In this study, I examine the effect of patent applications on the cost of debt. Using a sample of Korean listed firms, I show that debtholders charge a significantly lower cost of debt to a firm with higher patent counts or greater patent productivity. This finding remains robust while considering the differences of firms with patents versus without patents, controlling for unobservable firm-specific factors by employing a firm-fixed effect model, and using a dynamic panel data model to mitigate an endogeneity concern that debt financing affects patenting activity. I further explore three possible channels through which patent applications affect the cost of debt. First, patents mitigate the degree of information asymmetry between firms and potential debtholders. Second, they provide expectations for increased future cash flows. Third, patents enable improved redeployability of assets. This study sheds lights on the real effects of patent applications on firms’ costs of debt.

  • Jeongdae Yim
In this study, I examine the effect of patent applications on the cost of debt. Using a sample of Korean listed firms, I show that debtholders charge a significantly lower cost of debt to a firm with higher patent counts or greater patent productivity. This finding remains robust while considering the differences of firms with patents versus without patents, controlling for unobservable firm-specific factors by employing a firm-fixed effect model, and using a dynamic panel data model to mitigate an endogeneity concern that debt financing affects patenting activity. I further explore three possible channels through which patent applications affect the cost of debt. First, patents mitigate the degree of information asymmetry between firms and potential debtholders. Second, they provide expectations for increased future cash flows. Third, patents enable improved redeployability of assets. This study sheds lights on the real effects of patent applications on firms’ costs of debt.

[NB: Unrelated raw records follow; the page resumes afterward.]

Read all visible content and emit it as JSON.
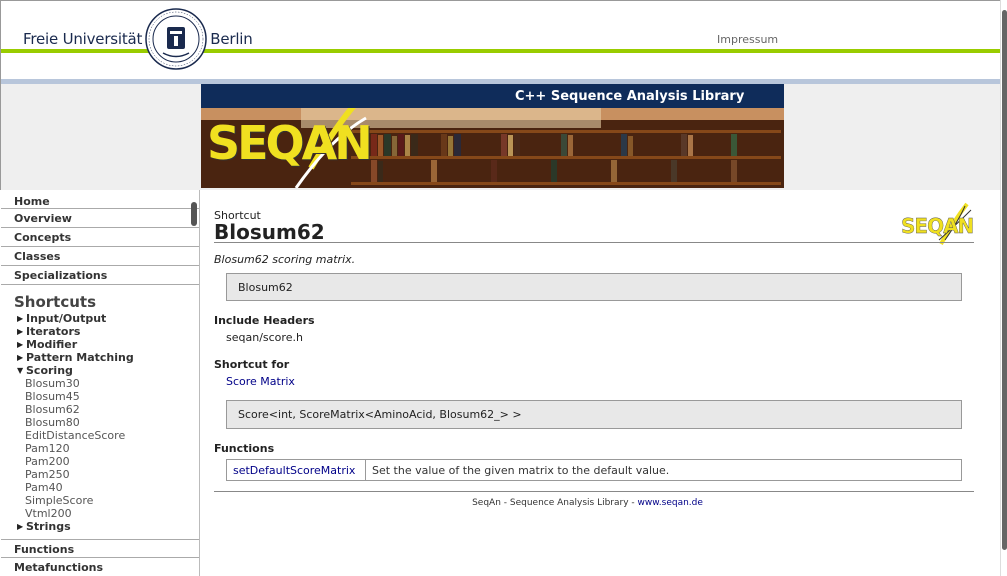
{
  "header": {
    "university_word_1": "Freie Universität",
    "university_word_2": "Berlin",
    "impressum": "Impressum"
  },
  "banner": {
    "title": "C++ Sequence Analysis Library",
    "logo_text": "SEQAN"
  },
  "sidebar": {
    "top_items": [
      {
        "label": "Home"
      },
      {
        "label": "Overview"
      },
      {
        "label": "Concepts"
      },
      {
        "label": "Classes"
      },
      {
        "label": "Specializations"
      }
    ],
    "shortcuts_heading": "Shortcuts",
    "tree": [
      {
        "label": "Input/Output",
        "expanded": false
      },
      {
        "label": "Iterators",
        "expanded": false
      },
      {
        "label": "Modifier",
        "expanded": false
      },
      {
        "label": "Pattern Matching",
        "expanded": false
      },
      {
        "label": "Scoring",
        "expanded": true
      }
    ],
    "scoring_children": [
      "Blosum30",
      "Blosum45",
      "Blosum62",
      "Blosum80",
      "EditDistanceScore",
      "Pam120",
      "Pam200",
      "Pam250",
      "Pam40",
      "SimpleScore",
      "Vtml200"
    ],
    "strings_item": {
      "label": "Strings",
      "expanded": false
    },
    "bottom_items": [
      {
        "label": "Functions"
      },
      {
        "label": "Metafunctions"
      }
    ]
  },
  "main": {
    "kind": "Shortcut",
    "title": "Blosum62",
    "brief": "Blosum62 scoring matrix.",
    "signature": "Blosum62",
    "include_heading": "Include Headers",
    "include_value": "seqan/score.h",
    "shortcut_for_heading": "Shortcut for",
    "shortcut_for_link": "Score Matrix",
    "definition": "Score<int, ScoreMatrix<AminoAcid, Blosum62_> >",
    "functions_heading": "Functions",
    "functions": [
      {
        "name": "setDefaultScoreMatrix",
        "description": "Set the value of the given matrix to the default value."
      }
    ],
    "small_logo_text": "SEQAN"
  },
  "footer": {
    "text": "SeqAn - Sequence Analysis Library - ",
    "link": "www.seqan.de"
  },
  "colors": {
    "green_line": "#99cc00",
    "blue_line": "#b8c6db",
    "banner_bar": "#0f2c5a",
    "link": "#000088",
    "logo_yellow": "#f0e020"
  }
}
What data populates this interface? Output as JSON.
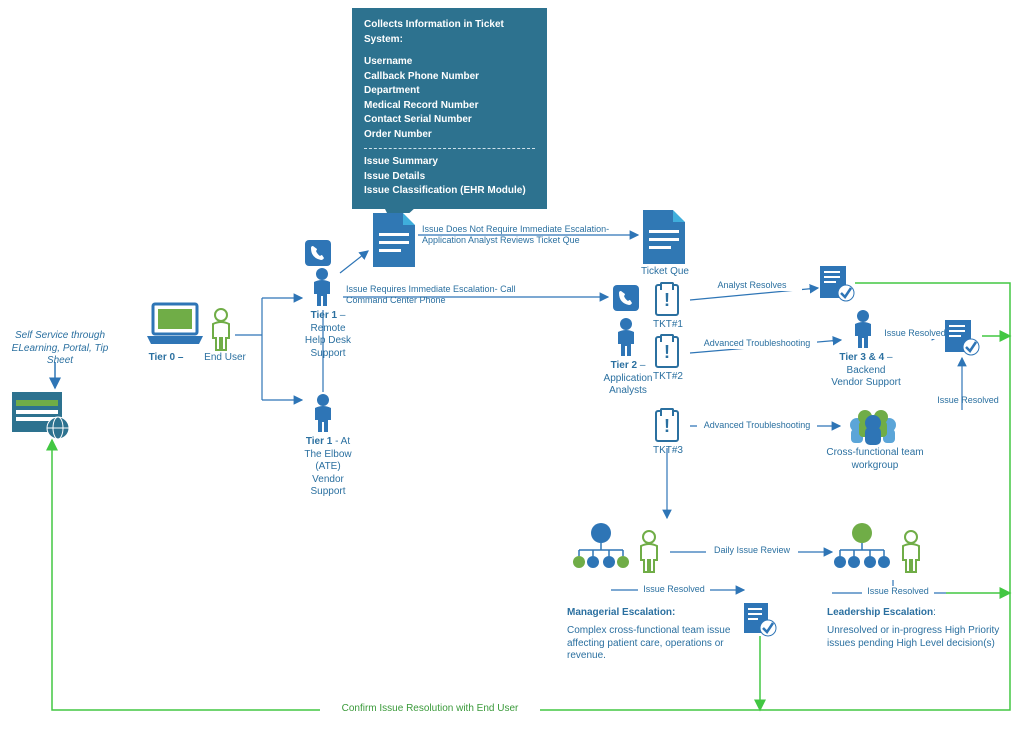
{
  "colors": {
    "blue": "#2e75b6",
    "darkteal": "#2d728f",
    "green": "#70ad47",
    "lightblue": "#5ba5d8",
    "text": "#2b70a0",
    "greenline": "#42c742"
  },
  "callout": {
    "title": "Collects Information in Ticket System:",
    "fields1": [
      "Username",
      "Callback Phone Number",
      "Department",
      "Medical Record Number",
      "Contact Serial Number",
      "Order Number"
    ],
    "fields2": [
      "Issue Summary",
      "Issue Details",
      "Issue Classification (EHR Module)"
    ]
  },
  "labels": {
    "selfService": "Self Service through ELearning, Portal, Tip Sheet",
    "tier0": "Tier 0 –",
    "endUser": "End User",
    "tier1Remote_title": "Tier 1",
    "tier1Remote_rest": " – Remote Help Desk Support",
    "tier1Ate_title": "Tier 1",
    "tier1Ate_rest": " - At The Elbow (ATE) Vendor Support",
    "tier2_title": "Tier 2",
    "tier2_rest": " – Application Analysts",
    "tier34_title": "Tier 3 & 4",
    "tier34_rest": " – Backend Vendor Support",
    "ticketQue": "Ticket Que",
    "tkt1": "TKT#1",
    "tkt2": "TKT#2",
    "tkt3": "TKT#3",
    "crossFunc": "Cross-functional team workgroup",
    "managerialTitle": "Managerial Escalation:",
    "managerialDesc": "Complex cross-functional team issue affecting patient care, operations or revenue.",
    "leadershipTitle": "Leadership Escalation",
    "leadershipDesc": "Unresolved or in-progress High Priority issues pending  High Level decision(s)",
    "confirm": "Confirm Issue Resolution with End User"
  },
  "edgeLabels": {
    "noEscalation": "Issue Does Not Require Immediate Escalation- Application Analyst Reviews Ticket Que",
    "escalation": "Issue Requires Immediate Escalation- Call Command Center Phone",
    "analystResolves": "Analyst Resolves",
    "advTrouble": "Advanced Troubleshooting",
    "issueResolved": "Issue Resolved",
    "dailyReview": "Daily Issue Review"
  }
}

Cost of Debt,Patent Application,Information Asymmetry,Expected Cash Flow,Asset Redeployability